**Task requirements**
Word for word, set down the records and skip each picture.

(Entries from a dataset of interfaces)
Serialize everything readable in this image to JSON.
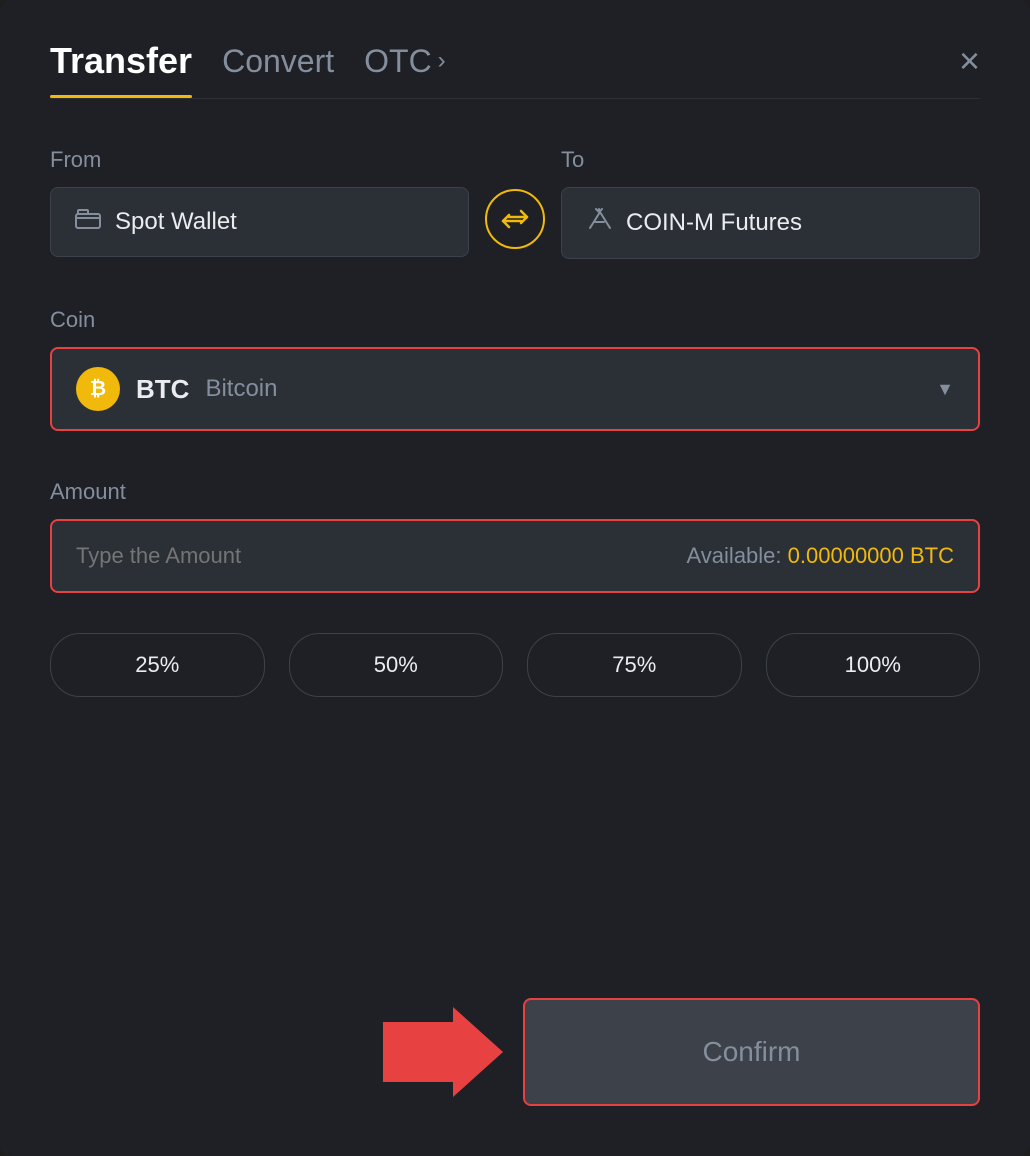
{
  "header": {
    "tab_transfer": "Transfer",
    "tab_convert": "Convert",
    "tab_otc": "OTC",
    "close_label": "×"
  },
  "from": {
    "label": "From",
    "wallet": "Spot Wallet"
  },
  "to": {
    "label": "To",
    "wallet": "COIN-M Futures"
  },
  "coin": {
    "label": "Coin",
    "symbol": "BTC",
    "name": "Bitcoin"
  },
  "amount": {
    "label": "Amount",
    "placeholder": "Type the Amount",
    "available_label": "Available:",
    "available_value": "0.00000000 BTC"
  },
  "percent_buttons": [
    "25%",
    "50%",
    "75%",
    "100%"
  ],
  "confirm_button": "Confirm"
}
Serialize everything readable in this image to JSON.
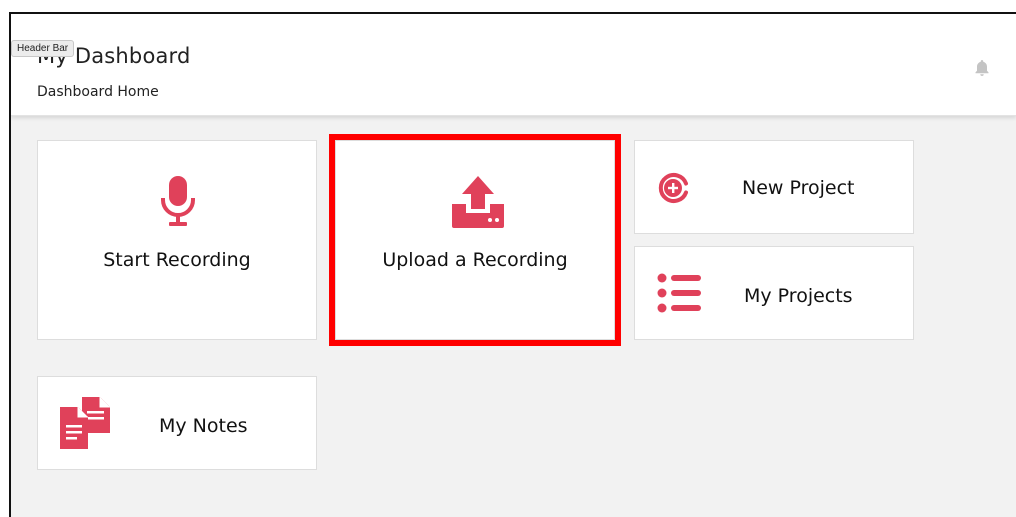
{
  "tooltip": {
    "label": "Header Bar"
  },
  "header": {
    "title": "My Dashboard",
    "breadcrumb": "Dashboard Home",
    "notification_icon": "bell-icon"
  },
  "tiles": {
    "start_recording": {
      "label": "Start Recording",
      "icon": "microphone-icon"
    },
    "upload_recording": {
      "label": "Upload a Recording",
      "icon": "upload-icon"
    },
    "new_project": {
      "label": "New Project",
      "icon": "plus-circle-icon"
    },
    "my_projects": {
      "label": "My Projects",
      "icon": "list-icon"
    },
    "my_notes": {
      "label": "My Notes",
      "icon": "documents-icon"
    }
  },
  "colors": {
    "accent": "#e0415a",
    "highlight": "#ff0000",
    "background": "#f2f2f2",
    "card": "#ffffff"
  }
}
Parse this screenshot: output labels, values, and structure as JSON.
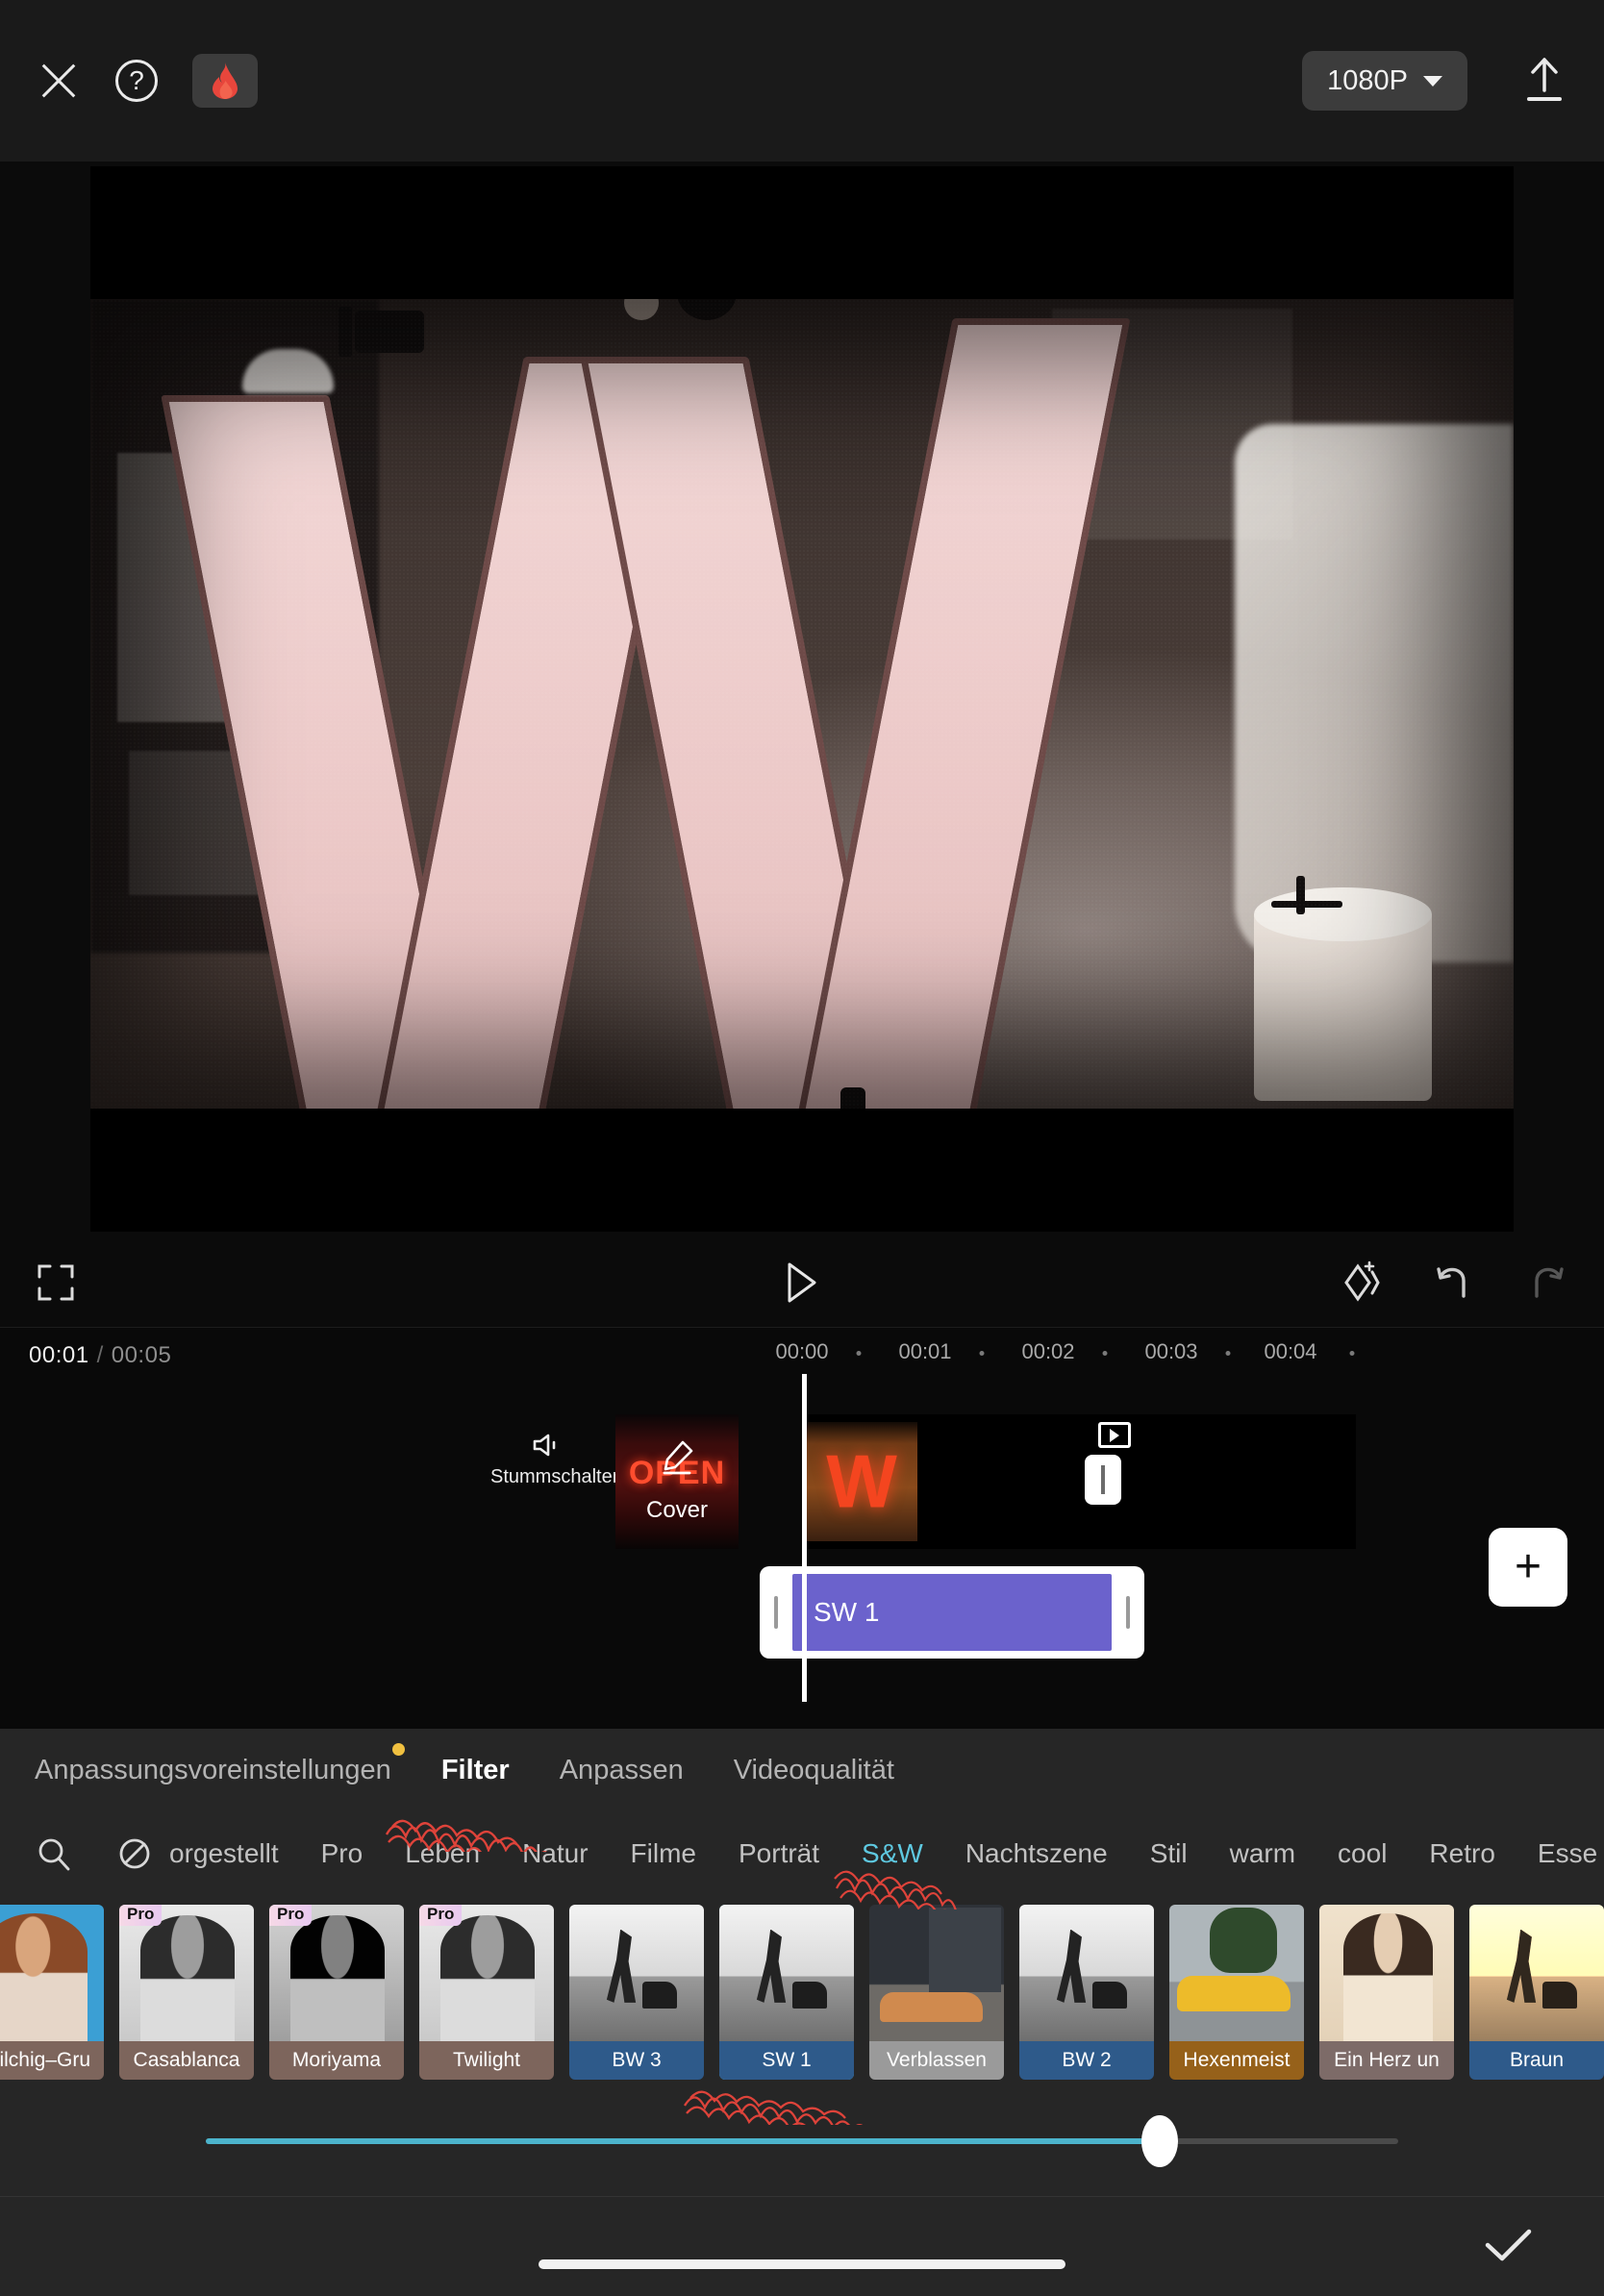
{
  "topbar": {
    "close_icon": "close-icon",
    "help_icon": "help-circle-icon",
    "flame_icon": "flame-icon",
    "resolution_label": "1080P",
    "export_icon": "export-upload-icon"
  },
  "preview": {
    "letter": "W"
  },
  "player": {
    "fullscreen_icon": "fullscreen-expand-icon",
    "play_icon": "play-icon",
    "keyframe_icon": "add-keyframe-icon",
    "undo_icon": "undo-icon",
    "redo_icon": "redo-icon"
  },
  "timeline": {
    "current_time": "00:01",
    "separator": "/",
    "total_time": "00:05",
    "ruler_ticks": [
      "00:00",
      "00:01",
      "00:02",
      "00:03",
      "00:04"
    ],
    "mute_label": "Stummschalten",
    "mute_icon": "speaker-mute-icon",
    "cover_label": "Cover",
    "cover_neon_text": "OPEN",
    "cover_edit_icon": "pencil-edit-icon",
    "clip_letter": "W",
    "video_badge_icon": "video-clip-icon",
    "filter_clip_label": "SW 1",
    "add_button_label": "+"
  },
  "panel": {
    "tabs": [
      {
        "label": "Anpassungsvoreinstellungen",
        "active": false,
        "badge": true
      },
      {
        "label": "Filter",
        "active": true,
        "badge": false
      },
      {
        "label": "Anpassen",
        "active": false,
        "badge": false
      },
      {
        "label": "Videoqualität",
        "active": false,
        "badge": false
      }
    ],
    "search_icon": "search-icon",
    "none_icon": "no-filter-icon",
    "categories": [
      {
        "label": "orgestellt",
        "active": false
      },
      {
        "label": "Pro",
        "active": false
      },
      {
        "label": "Leben",
        "active": false
      },
      {
        "label": "Natur",
        "active": false
      },
      {
        "label": "Filme",
        "active": false
      },
      {
        "label": "Porträt",
        "active": false
      },
      {
        "label": "S&W",
        "active": true
      },
      {
        "label": "Nachtszene",
        "active": false
      },
      {
        "label": "Stil",
        "active": false
      },
      {
        "label": "warm",
        "active": false
      },
      {
        "label": "cool",
        "active": false
      },
      {
        "label": "Retro",
        "active": false
      },
      {
        "label": "Esse",
        "active": false
      }
    ],
    "filters": [
      {
        "name": "Milchig–Gru",
        "pro": false,
        "selected": false,
        "art": "art-woman-blue",
        "cap": "cap-brown"
      },
      {
        "name": "Casablanca",
        "pro": true,
        "selected": false,
        "art": "art-bw-portrait",
        "cap": "cap-brown"
      },
      {
        "name": "Moriyama",
        "pro": true,
        "selected": false,
        "art": "art-bw-portrait dark",
        "cap": "cap-brown"
      },
      {
        "name": "Twilight",
        "pro": true,
        "selected": false,
        "art": "art-bw-portrait",
        "cap": "cap-brown"
      },
      {
        "name": "BW 3",
        "pro": false,
        "selected": false,
        "art": "art-walker",
        "cap": "cap-blue"
      },
      {
        "name": "SW 1",
        "pro": false,
        "selected": true,
        "art": "art-walker",
        "cap": "cap-blue"
      },
      {
        "name": "Verblassen",
        "pro": false,
        "selected": false,
        "art": "art-building",
        "cap": "cap-gray"
      },
      {
        "name": "BW 2",
        "pro": false,
        "selected": false,
        "art": "art-walker",
        "cap": "cap-blue"
      },
      {
        "name": "Hexenmeist",
        "pro": false,
        "selected": false,
        "art": "art-taxi",
        "cap": "cap-gold"
      },
      {
        "name": "Ein Herz un",
        "pro": false,
        "selected": false,
        "art": "art-sepia-portrait",
        "cap": "cap-mauve"
      },
      {
        "name": "Braun",
        "pro": false,
        "selected": false,
        "art": "art-walker sepia",
        "cap": "cap-blue"
      }
    ],
    "intensity_percent": 80,
    "confirm_icon": "check-icon"
  },
  "colors": {
    "accent": "#5ec8e0",
    "slider": "#4cb4cc",
    "filter_clip": "#6b62cc",
    "badge": "#f0c040",
    "annotation": "#e8453c"
  }
}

**Exercise output**
Serialize everything readable in this image to JSON.
{
  "header": {
    "tab_transfer": "Transfer",
    "tab_convert": "Convert",
    "tab_otc": "OTC",
    "close_label": "×"
  },
  "from": {
    "label": "From",
    "wallet": "Spot Wallet"
  },
  "to": {
    "label": "To",
    "wallet": "COIN-M Futures"
  },
  "coin": {
    "label": "Coin",
    "symbol": "BTC",
    "name": "Bitcoin"
  },
  "amount": {
    "label": "Amount",
    "placeholder": "Type the Amount",
    "available_label": "Available:",
    "available_value": "0.00000000 BTC"
  },
  "percent_buttons": [
    "25%",
    "50%",
    "75%",
    "100%"
  ],
  "confirm_button": "Confirm"
}
Serialize everything readable in this image to JSON.
{
  "tooltip": {
    "label": "Header Bar"
  },
  "header": {
    "title": "My Dashboard",
    "breadcrumb": "Dashboard Home",
    "notification_icon": "bell-icon"
  },
  "tiles": {
    "start_recording": {
      "label": "Start Recording",
      "icon": "microphone-icon"
    },
    "upload_recording": {
      "label": "Upload a Recording",
      "icon": "upload-icon"
    },
    "new_project": {
      "label": "New Project",
      "icon": "plus-circle-icon"
    },
    "my_projects": {
      "label": "My Projects",
      "icon": "list-icon"
    },
    "my_notes": {
      "label": "My Notes",
      "icon": "documents-icon"
    }
  },
  "colors": {
    "accent": "#e0415a",
    "highlight": "#ff0000",
    "background": "#f2f2f2",
    "card": "#ffffff"
  }
}
Parse this screenshot: output labels, values, and structure as JSON.
{
  "topbar": {
    "close_icon": "close-icon",
    "help_icon": "help-circle-icon",
    "flame_icon": "flame-icon",
    "resolution_label": "1080P",
    "export_icon": "export-upload-icon"
  },
  "preview": {
    "letter": "W"
  },
  "player": {
    "fullscreen_icon": "fullscreen-expand-icon",
    "play_icon": "play-icon",
    "keyframe_icon": "add-keyframe-icon",
    "undo_icon": "undo-icon",
    "redo_icon": "redo-icon"
  },
  "timeline": {
    "current_time": "00:01",
    "separator": "/",
    "total_time": "00:05",
    "ruler_ticks": [
      "00:00",
      "00:01",
      "00:02",
      "00:03",
      "00:04"
    ],
    "mute_label": "Stummschalten",
    "mute_icon": "speaker-mute-icon",
    "cover_label": "Cover",
    "cover_neon_text": "OPEN",
    "cover_edit_icon": "pencil-edit-icon",
    "clip_letter": "W",
    "video_badge_icon": "video-clip-icon",
    "filter_clip_label": "SW 1",
    "add_button_label": "+"
  },
  "panel": {
    "tabs": [
      {
        "label": "Anpassungsvoreinstellungen",
        "active": false,
        "badge": true
      },
      {
        "label": "Filter",
        "active": true,
        "badge": false
      },
      {
        "label": "Anpassen",
        "active": false,
        "badge": false
      },
      {
        "label": "Videoqualität",
        "active": false,
        "badge": false
      }
    ],
    "search_icon": "search-icon",
    "none_icon": "no-filter-icon",
    "categories": [
      {
        "label": "orgestellt",
        "active": false
      },
      {
        "label": "Pro",
        "active": false
      },
      {
        "label": "Leben",
        "active": false
      },
      {
        "label": "Natur",
        "active": false
      },
      {
        "label": "Filme",
        "active": false
      },
      {
        "label": "Porträt",
        "active": false
      },
      {
        "label": "S&W",
        "active": true
      },
      {
        "label": "Nachtszene",
        "active": false
      },
      {
        "label": "Stil",
        "active": false
      },
      {
        "label": "warm",
        "active": false
      },
      {
        "label": "cool",
        "active": false
      },
      {
        "label": "Retro",
        "active": false
      },
      {
        "label": "Esse",
        "active": false
      }
    ],
    "filters": [
      {
        "name": "Milchig–Gru",
        "pro": false,
        "selected": false,
        "art": "art-woman-blue",
        "cap": "cap-brown"
      },
      {
        "name": "Casablanca",
        "pro": true,
        "selected": false,
        "art": "art-bw-portrait",
        "cap": "cap-brown"
      },
      {
        "name": "Moriyama",
        "pro": true,
        "selected": false,
        "art": "art-bw-portrait dark",
        "cap": "cap-brown"
      },
      {
        "name": "Twilight",
        "pro": true,
        "selected": false,
        "art": "art-bw-portrait",
        "cap": "cap-brown"
      },
      {
        "name": "BW 3",
        "pro": false,
        "selected": false,
        "art": "art-walker",
        "cap": "cap-blue"
      },
      {
        "name": "SW 1",
        "pro": false,
        "selected": true,
        "art": "art-walker",
        "cap": "cap-blue"
      },
      {
        "name": "Verblassen",
        "pro": false,
        "selected": false,
        "art": "art-building",
        "cap": "cap-gray"
      },
      {
        "name": "BW 2",
        "pro": false,
        "selected": false,
        "art": "art-walker",
        "cap": "cap-blue"
      },
      {
        "name": "Hexenmeist",
        "pro": false,
        "selected": false,
        "art": "art-taxi",
        "cap": "cap-gold"
      },
      {
        "name": "Ein Herz un",
        "pro": false,
        "selected": false,
        "art": "art-sepia-portrait",
        "cap": "cap-mauve"
      },
      {
        "name": "Braun",
        "pro": false,
        "selected": false,
        "art": "art-walker sepia",
        "cap": "cap-blue"
      }
    ],
    "intensity_percent": 80,
    "confirm_icon": "check-icon"
  },
  "colors": {
    "accent": "#5ec8e0",
    "slider": "#4cb4cc",
    "filter_clip": "#6b62cc",
    "badge": "#f0c040",
    "annotation": "#e8453c"
  }
}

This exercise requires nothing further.